Component data from apps and pages:
----------------------------------------
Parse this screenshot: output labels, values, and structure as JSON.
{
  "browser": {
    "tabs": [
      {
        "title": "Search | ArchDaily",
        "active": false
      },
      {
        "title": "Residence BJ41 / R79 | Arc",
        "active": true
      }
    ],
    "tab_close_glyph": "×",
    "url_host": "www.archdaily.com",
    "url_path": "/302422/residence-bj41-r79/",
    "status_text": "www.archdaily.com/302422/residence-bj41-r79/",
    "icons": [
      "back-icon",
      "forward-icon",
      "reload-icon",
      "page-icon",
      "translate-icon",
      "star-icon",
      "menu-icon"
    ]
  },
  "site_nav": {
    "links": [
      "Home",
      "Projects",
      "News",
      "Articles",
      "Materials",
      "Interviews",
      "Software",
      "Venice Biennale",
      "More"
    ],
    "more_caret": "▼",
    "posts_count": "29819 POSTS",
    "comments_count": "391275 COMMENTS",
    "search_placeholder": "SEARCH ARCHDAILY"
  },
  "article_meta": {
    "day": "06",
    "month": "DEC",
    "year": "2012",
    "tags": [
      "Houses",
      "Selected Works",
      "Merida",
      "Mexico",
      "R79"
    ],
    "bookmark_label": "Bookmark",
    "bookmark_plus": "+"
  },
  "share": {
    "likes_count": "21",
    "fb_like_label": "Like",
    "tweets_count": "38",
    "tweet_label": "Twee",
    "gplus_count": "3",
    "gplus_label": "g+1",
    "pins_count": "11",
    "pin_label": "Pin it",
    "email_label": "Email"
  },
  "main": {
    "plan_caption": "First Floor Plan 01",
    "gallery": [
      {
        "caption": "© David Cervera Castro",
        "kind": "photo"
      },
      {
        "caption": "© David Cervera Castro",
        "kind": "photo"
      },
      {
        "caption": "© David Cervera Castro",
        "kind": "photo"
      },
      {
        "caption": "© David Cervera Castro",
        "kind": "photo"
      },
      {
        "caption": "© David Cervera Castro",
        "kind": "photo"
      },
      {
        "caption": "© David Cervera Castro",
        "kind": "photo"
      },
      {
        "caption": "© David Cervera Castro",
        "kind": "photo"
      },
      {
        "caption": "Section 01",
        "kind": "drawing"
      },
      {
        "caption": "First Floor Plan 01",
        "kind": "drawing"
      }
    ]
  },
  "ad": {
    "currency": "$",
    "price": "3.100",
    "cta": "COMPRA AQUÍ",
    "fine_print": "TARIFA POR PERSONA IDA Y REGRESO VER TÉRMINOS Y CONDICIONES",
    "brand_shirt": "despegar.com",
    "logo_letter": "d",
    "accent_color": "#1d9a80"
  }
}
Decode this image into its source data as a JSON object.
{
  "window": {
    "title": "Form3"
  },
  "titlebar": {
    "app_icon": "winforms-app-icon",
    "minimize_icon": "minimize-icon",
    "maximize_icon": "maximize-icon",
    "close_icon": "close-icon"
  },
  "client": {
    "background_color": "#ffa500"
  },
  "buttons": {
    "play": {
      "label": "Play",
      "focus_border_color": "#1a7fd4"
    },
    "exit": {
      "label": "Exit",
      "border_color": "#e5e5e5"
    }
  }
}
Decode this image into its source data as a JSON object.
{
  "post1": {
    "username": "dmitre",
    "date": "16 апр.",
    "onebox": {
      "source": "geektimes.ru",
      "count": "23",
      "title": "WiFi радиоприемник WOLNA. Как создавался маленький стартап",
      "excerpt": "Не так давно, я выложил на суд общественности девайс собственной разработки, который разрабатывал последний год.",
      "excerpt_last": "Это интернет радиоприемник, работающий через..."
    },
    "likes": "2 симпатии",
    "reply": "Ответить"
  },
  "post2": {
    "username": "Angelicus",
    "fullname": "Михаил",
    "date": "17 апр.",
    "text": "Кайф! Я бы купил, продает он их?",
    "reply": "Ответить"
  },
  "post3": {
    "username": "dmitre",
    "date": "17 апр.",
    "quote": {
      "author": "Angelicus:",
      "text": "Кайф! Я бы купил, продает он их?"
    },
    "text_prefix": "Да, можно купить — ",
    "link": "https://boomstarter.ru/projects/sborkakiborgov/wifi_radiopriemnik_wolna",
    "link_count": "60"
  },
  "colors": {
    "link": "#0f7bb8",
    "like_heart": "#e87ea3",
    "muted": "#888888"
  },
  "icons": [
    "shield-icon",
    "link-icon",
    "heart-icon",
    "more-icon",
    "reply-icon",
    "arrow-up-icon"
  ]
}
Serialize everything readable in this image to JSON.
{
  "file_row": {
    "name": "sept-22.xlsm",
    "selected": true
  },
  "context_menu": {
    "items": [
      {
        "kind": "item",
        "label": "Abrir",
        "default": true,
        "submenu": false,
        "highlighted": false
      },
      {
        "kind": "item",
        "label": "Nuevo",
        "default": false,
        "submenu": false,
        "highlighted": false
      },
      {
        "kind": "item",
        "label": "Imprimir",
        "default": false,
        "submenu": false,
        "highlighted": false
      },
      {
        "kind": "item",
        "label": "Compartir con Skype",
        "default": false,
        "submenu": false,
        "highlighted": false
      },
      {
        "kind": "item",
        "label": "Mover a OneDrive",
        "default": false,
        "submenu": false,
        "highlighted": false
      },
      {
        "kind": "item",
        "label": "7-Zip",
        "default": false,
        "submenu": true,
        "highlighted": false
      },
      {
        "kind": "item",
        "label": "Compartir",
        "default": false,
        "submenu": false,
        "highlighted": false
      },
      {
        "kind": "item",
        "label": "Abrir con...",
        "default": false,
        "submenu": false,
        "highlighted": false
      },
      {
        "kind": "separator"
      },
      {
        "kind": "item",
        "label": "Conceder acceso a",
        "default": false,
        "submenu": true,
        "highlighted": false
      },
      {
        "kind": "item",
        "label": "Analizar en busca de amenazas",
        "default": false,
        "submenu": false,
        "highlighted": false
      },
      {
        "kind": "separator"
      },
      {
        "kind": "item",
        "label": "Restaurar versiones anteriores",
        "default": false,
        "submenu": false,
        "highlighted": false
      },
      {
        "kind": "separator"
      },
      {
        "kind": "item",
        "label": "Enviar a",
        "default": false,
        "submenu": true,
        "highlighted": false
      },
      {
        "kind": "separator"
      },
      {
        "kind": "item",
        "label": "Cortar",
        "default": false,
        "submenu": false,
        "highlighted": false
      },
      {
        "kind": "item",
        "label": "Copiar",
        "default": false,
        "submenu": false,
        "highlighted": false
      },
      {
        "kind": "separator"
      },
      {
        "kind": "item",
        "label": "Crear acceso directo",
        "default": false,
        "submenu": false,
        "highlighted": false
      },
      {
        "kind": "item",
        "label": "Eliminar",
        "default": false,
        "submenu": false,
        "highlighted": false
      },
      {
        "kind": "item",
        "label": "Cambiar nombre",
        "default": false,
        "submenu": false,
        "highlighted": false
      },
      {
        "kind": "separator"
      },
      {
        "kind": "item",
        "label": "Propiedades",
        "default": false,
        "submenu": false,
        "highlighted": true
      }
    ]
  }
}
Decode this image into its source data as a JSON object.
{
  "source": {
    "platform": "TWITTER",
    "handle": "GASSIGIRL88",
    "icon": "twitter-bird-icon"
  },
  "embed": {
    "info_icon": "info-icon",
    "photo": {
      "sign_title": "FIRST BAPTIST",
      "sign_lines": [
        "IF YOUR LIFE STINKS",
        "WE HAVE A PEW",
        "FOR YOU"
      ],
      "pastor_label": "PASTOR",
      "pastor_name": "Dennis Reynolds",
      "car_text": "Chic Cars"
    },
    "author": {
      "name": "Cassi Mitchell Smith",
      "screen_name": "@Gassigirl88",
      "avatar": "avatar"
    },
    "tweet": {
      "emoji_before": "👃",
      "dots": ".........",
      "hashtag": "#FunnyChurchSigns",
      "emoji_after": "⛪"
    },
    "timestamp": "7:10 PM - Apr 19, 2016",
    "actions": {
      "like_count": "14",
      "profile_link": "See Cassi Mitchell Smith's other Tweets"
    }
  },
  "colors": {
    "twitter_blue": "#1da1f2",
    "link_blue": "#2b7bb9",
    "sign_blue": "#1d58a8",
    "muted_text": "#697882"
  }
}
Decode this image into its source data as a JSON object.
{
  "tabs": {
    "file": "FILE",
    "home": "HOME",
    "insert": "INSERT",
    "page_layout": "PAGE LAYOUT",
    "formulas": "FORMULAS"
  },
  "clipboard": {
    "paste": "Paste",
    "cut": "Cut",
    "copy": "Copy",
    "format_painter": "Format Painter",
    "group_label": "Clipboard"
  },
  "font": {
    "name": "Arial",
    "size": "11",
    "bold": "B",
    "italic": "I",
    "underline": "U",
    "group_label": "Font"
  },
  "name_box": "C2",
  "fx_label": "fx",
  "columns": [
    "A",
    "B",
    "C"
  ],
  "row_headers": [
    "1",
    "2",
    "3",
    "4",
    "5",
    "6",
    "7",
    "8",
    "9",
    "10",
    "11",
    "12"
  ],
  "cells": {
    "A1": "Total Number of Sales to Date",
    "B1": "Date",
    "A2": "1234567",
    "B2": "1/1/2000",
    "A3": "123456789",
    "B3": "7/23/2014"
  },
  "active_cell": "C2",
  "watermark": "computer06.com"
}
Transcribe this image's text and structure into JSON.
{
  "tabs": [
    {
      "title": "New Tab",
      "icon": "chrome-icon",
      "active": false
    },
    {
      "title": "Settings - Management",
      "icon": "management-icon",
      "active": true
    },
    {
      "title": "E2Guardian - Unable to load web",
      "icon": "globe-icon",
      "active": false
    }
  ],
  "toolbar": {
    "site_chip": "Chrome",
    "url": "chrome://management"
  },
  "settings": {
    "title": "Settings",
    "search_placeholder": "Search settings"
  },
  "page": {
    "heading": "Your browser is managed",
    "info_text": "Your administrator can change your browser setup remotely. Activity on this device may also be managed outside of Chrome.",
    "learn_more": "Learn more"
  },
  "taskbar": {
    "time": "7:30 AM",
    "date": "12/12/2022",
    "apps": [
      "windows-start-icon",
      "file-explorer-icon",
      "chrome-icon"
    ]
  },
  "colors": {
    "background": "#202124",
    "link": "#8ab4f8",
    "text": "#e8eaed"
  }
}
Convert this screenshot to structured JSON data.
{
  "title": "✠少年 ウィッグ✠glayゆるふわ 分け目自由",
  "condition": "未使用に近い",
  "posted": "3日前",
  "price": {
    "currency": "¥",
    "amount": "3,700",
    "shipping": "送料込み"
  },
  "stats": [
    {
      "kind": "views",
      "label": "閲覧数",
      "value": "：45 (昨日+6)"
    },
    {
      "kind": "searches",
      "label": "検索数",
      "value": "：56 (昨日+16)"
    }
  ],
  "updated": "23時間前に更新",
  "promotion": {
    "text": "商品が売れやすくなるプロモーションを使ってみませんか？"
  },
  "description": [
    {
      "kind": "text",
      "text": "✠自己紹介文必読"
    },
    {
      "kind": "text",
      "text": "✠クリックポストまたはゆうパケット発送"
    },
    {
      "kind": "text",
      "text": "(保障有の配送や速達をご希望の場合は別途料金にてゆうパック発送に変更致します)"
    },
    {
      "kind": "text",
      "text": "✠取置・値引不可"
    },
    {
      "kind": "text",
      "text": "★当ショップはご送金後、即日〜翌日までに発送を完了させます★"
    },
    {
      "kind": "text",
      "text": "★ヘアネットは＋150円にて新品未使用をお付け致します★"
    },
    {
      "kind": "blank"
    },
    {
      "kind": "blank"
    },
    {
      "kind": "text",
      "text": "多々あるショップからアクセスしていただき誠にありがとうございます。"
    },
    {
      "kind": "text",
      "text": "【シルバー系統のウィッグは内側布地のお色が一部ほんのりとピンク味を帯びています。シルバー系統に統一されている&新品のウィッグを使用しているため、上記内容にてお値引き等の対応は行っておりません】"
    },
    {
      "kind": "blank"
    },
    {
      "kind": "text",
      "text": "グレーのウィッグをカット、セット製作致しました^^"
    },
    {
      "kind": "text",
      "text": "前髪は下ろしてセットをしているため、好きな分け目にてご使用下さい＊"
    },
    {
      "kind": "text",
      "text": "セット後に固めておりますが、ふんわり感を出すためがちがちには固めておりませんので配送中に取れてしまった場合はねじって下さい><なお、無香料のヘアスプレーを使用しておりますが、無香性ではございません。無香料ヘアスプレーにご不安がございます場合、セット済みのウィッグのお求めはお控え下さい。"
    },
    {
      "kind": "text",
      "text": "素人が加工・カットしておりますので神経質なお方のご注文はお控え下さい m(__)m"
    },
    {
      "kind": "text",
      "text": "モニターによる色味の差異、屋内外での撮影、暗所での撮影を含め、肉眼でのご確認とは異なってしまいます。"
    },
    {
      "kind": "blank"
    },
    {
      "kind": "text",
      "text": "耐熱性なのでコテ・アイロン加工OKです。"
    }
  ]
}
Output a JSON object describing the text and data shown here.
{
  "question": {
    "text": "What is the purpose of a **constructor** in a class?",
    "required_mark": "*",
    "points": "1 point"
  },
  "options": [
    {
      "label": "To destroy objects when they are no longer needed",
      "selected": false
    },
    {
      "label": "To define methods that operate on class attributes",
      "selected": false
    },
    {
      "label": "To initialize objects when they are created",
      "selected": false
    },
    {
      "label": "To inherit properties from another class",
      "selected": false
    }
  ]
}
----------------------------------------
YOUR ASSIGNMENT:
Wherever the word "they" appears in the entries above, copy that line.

EXERCISE SOLUTION:
      "label": "To destroy objects when they are no longer needed",
      "label": "To initialize objects when they are created",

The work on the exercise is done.